The county will seasonally ban traffic on the historic three-mile stretch of brick road that runs from 174th Street west to 201st Street, the Omaha World-Herald reported (https://bit.ly/1JZzQ3v ) Saturday.

Barricades will go up after the first snow deep enough to plow, Douglas County engineering manager Dan Kutilek said. It will then remain closed through March.

The Douglas County Board approved the plan, which calls for the historic highway, which is listed on the National Register of Historic Places, to be closed every winter.

Kutilek and Bill Green, assistant chief deputy in the Douglas County Engineer’s Office, proposed the seasonal closing because the road’s condition is deteriorating.



“It’s starting to show its age,” Kutilek said. “It’s a little over 100 years old now.”
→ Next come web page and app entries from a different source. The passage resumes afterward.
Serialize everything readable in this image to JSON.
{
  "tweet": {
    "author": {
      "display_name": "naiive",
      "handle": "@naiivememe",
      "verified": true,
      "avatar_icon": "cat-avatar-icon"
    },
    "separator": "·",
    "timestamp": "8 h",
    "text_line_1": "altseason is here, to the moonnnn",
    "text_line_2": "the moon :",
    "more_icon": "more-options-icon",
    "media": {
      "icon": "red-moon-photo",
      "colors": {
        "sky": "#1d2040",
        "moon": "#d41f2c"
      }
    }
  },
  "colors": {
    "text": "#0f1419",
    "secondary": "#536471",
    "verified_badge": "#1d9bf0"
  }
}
Kutilek said the concrete base beneath the bricks is cracking, even crumbling to dust in places. That’s displacing the road’s brick surface and exposing the historic bricks to damage.

In the worst spots, crews repair the concrete and replace destroyed bricks, using a stash of Old Lincoln Highway bricks salvaged from elsewhere.

But they don’t want to comprehensively replace the concrete sub-base and then re-top it with bricks, because that would destroy the historic nature of the road.

Kutilek said salting, applying brine and plowing snow takes a heavy toll on the old road, eating away at its concrete base and chipping away at the bricks.

Predating America’s highway system created in 1926, the Lincoln Highway system was a private venture proposed in 1912 by several entrepreneurs tied to the fledgling automobile industry. The group named the highway for former president Abraham Lincoln.

___

Information from: Omaha World-Herald, https://www.omaha.com

Sign up for Daily Newsletters

Copyright © 2019 The Washington Times, LLC.

The Washington Times Comment Policy

The Washington Times welcomes your comments on Spot.im, our third-party provider. Please read our Comment Policy before commenting.

 

Click to Read More and View Comments

Click to Hide